■ EXERCISE
Pull every "count" line out of the data below.

RECORDS PROVIDED START

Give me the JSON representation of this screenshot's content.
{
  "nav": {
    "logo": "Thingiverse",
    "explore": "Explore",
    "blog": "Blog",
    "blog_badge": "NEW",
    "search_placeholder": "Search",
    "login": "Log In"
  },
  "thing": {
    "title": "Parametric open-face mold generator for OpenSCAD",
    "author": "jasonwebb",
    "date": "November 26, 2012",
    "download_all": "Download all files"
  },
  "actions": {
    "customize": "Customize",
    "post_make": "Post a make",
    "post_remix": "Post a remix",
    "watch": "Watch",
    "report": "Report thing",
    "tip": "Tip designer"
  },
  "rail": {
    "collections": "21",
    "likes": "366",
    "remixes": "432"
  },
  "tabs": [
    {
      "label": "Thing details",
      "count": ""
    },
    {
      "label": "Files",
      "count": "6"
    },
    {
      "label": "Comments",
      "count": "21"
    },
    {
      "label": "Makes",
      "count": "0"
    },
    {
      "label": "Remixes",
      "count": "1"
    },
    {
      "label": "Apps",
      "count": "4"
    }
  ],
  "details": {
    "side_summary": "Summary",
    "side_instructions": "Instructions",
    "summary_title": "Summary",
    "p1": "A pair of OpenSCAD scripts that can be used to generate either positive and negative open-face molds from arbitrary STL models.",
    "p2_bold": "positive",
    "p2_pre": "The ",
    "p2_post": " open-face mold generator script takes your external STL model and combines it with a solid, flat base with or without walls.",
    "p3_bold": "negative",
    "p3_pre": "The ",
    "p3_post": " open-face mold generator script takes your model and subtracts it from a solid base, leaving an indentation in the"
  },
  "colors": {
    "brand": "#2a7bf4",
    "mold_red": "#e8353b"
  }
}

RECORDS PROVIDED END
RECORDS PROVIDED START

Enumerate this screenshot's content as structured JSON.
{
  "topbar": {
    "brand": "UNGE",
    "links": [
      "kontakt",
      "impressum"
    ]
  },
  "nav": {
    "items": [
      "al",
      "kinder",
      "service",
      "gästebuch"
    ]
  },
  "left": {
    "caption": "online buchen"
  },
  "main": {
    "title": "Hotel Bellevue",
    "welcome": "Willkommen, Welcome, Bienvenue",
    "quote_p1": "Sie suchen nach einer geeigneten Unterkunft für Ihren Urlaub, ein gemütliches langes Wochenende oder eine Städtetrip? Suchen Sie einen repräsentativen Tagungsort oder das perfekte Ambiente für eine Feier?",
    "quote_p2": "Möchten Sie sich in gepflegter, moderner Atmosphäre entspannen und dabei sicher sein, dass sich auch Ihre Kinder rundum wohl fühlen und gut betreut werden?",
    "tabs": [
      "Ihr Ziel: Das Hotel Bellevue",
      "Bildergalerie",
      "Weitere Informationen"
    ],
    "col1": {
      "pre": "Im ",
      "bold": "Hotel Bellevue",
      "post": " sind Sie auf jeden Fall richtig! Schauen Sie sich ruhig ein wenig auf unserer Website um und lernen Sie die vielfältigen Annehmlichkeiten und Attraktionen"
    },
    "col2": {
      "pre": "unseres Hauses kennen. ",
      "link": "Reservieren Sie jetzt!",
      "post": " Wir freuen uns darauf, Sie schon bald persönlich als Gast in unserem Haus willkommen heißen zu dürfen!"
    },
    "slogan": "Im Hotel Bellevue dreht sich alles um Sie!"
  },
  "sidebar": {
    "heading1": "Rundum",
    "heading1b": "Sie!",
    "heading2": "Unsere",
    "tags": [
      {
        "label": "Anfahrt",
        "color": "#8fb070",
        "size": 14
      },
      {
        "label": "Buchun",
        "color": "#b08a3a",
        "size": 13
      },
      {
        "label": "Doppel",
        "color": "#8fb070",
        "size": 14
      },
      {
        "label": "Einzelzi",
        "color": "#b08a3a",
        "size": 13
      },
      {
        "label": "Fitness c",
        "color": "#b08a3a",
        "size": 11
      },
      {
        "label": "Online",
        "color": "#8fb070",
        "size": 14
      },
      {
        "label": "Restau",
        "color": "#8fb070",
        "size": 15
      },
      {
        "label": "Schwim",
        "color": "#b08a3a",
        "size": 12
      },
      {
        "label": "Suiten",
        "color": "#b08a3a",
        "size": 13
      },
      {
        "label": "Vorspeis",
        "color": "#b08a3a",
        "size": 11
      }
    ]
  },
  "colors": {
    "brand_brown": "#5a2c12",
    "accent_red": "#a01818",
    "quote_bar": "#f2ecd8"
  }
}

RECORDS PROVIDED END

■ WRITTEN REPLY
      "count": ""
      "count": "6"
      "count": "21"
      "count": "0"
      "count": "1"
      "count": "4"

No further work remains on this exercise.